By 1978, Groom had entered the industry, working as production designer for Dan Ackroyd and John Blushi’s last season. He did that until 1984, and spent the next few years working on small projects, like the first Macaulay Culkin film, Rocket Gibraltar. His first “big” project was 1990’s Awakenings, but according to Groom, it was a job that he got almost entirely by accident: The man who hired him for the job thought he had been the art director for Woody Allen’s movies. But Groom proved himself, eventually landing the production designer role on Penny Marshall’s A League of Their Own. It wasn’t his first period piece, but it was his first blockbuster.

Although Groom continued to get plenty of work for the next 15 years, it wasn’t until 2008’s Milk, when he was 58, that he felt his career really started coming together. Having come out himself in 2003, Groom was asked to recreate a period of his life he felt he had missed: What it was like to be gay in the late ’70s. Recreating the LGBT world of 1978 San Francisco, Groom was able to bring iconic period locations like the Castro back to life. “Ask any designer, some projects are just more personal to you than others,” Groom says. “I was 58 when Milk happened. Before that, I’d just done some nice work on some mediocre projects.”


Since Milk, Groom has been in demand–he marvels that the busiest period of his career has been his sixties, when other professionals are usually ramping down. It led to Boardwalk Empire and then Vinyl, where Groom may be on track to win an Emmy for outstanding production design, five years running.

So what’s the secret to recreating a period? According to Groom, it’s crucial to understand that something like Vinyl‘s portrayal of the ’70s isn’t just about a single period in and of itself. It’s an encrustation of different periods and styles that lead up to the ’70s, but which might also include the ’60s, the ’50s, and even the 1800s. In other words, the past is just as stylistically messy as the present. And importantly, it has its own past, which designers need to take into account. Groom points to a project he did in 1994, the Nicholas Cage-Bridget Fonda comedy It Could Happen To You, as to what he means.

“For that project, we had to build both exterior and interior sets that felt like a building from 1810 in early Manhattan,” Groom recalls. “We were working on stairs to a small diner made of concrete, and we took pains to wear it away, and chip it, so it looked like it had been used for years. Architects who were walking by looked at it, and thought it was so interesting. ‘Wow, you’re always looking to fuck things up!'”

Universal Studios

Method production design, as Groom calls his technique, involves a lot of research into details. When Groom starts a project, the first thing he does is hit the library, trying to answer questions about the era. For example, if a scene in Vinyl takes place in a ’70s hotel room, what color are the walls? Are they painted or wallpapered? If so, why? What screws were used to install the wall sockets, and if so, are they different from the screws we use today?

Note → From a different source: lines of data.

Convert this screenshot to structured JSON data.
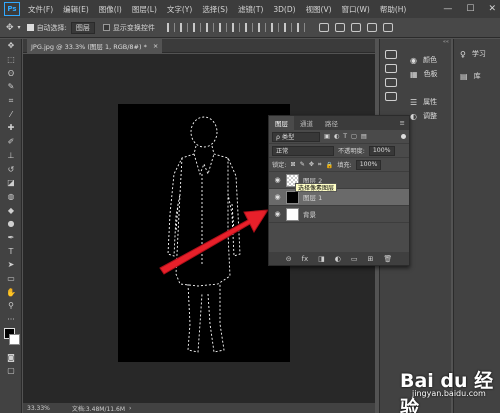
{
  "app": {
    "logo": "Ps"
  },
  "menu": [
    "文件(F)",
    "编辑(E)",
    "图像(I)",
    "图层(L)",
    "文字(Y)",
    "选择(S)",
    "滤镜(T)",
    "3D(D)",
    "视图(V)",
    "窗口(W)",
    "帮助(H)"
  ],
  "window_controls": [
    "—",
    "☐",
    "✕"
  ],
  "options": {
    "auto_select_label": "自动选择:",
    "auto_select_value": "图层",
    "show_transform_label": "显示变换控件"
  },
  "document": {
    "tab_title": "JPG.jpg @ 33.3% (图层 1, RGB/8#) *",
    "close": "×"
  },
  "status": {
    "zoom": "33.33%",
    "doc_info": "文档:3.48M/11.6M"
  },
  "panels_collapsed": [
    {
      "icon": "color-icon",
      "label": "颜色"
    },
    {
      "icon": "swatches-icon",
      "label": "色板"
    },
    {
      "icon": "properties-icon",
      "label": "属性"
    },
    {
      "icon": "adjustments-icon",
      "label": "调整"
    }
  ],
  "panels_right": [
    {
      "icon": "learn-icon",
      "label": "学习"
    },
    {
      "icon": "libraries-icon",
      "label": "库"
    }
  ],
  "layers_panel": {
    "tabs": [
      "图层",
      "通道",
      "路径"
    ],
    "filter_kind": "ρ 类型",
    "blend_mode": "正常",
    "opacity_label": "不透明度:",
    "opacity_value": "100%",
    "lock_label": "锁定:",
    "fill_label": "填充:",
    "fill_value": "100%",
    "layers": [
      {
        "name": "图层 2",
        "thumb": "checker",
        "selected": false
      },
      {
        "name": "图层 1",
        "thumb": "dark",
        "selected": true,
        "tooltip": "选择像素图层"
      },
      {
        "name": "背景",
        "thumb": "white",
        "selected": false
      }
    ],
    "footer_icons": [
      "link-icon",
      "fx-icon",
      "mask-icon",
      "adjustment-layer-icon",
      "group-icon",
      "new-layer-icon",
      "trash-icon"
    ],
    "footer_glyphs": [
      "⊝",
      "fx",
      "◨",
      "◐",
      "▭",
      "⊞",
      "🗑"
    ]
  },
  "watermark": {
    "brand": "Bai du 经验",
    "url": "jingyan.baidu.com"
  }
}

Many of these details might seem extraneous–after all, even 4K HDTVs can’t show the detail on a room’s individual screwheads–but Groom says that it’s all part and parcel with establishing a “feel” for the past, which eventually becomes a form of intuition, making his work feel more authentic. But not necessarily authentically authentic. “You need to think about what’s authentic not just to the time, but to the character, or even the space itself,” he says. That means that when he’s looking for screws to install an electrical socket in Vinyl, Groom isn’t necessarily looking for ’70s screws, any more than he might be aiming to make sure that an out-of-touch character in Vinyl is wearing contemporary clothes. Knowing what to leave out is just as important as what to include.

“Every project has a point of view,” says Groom. “It’s just like Spike Lee told an interviewer, when they asked him why Do the Right Thing didn’t comment on drugs in the black community. He looked at her, paused, and just said: ‘Well, that’s not what the movie was about.'”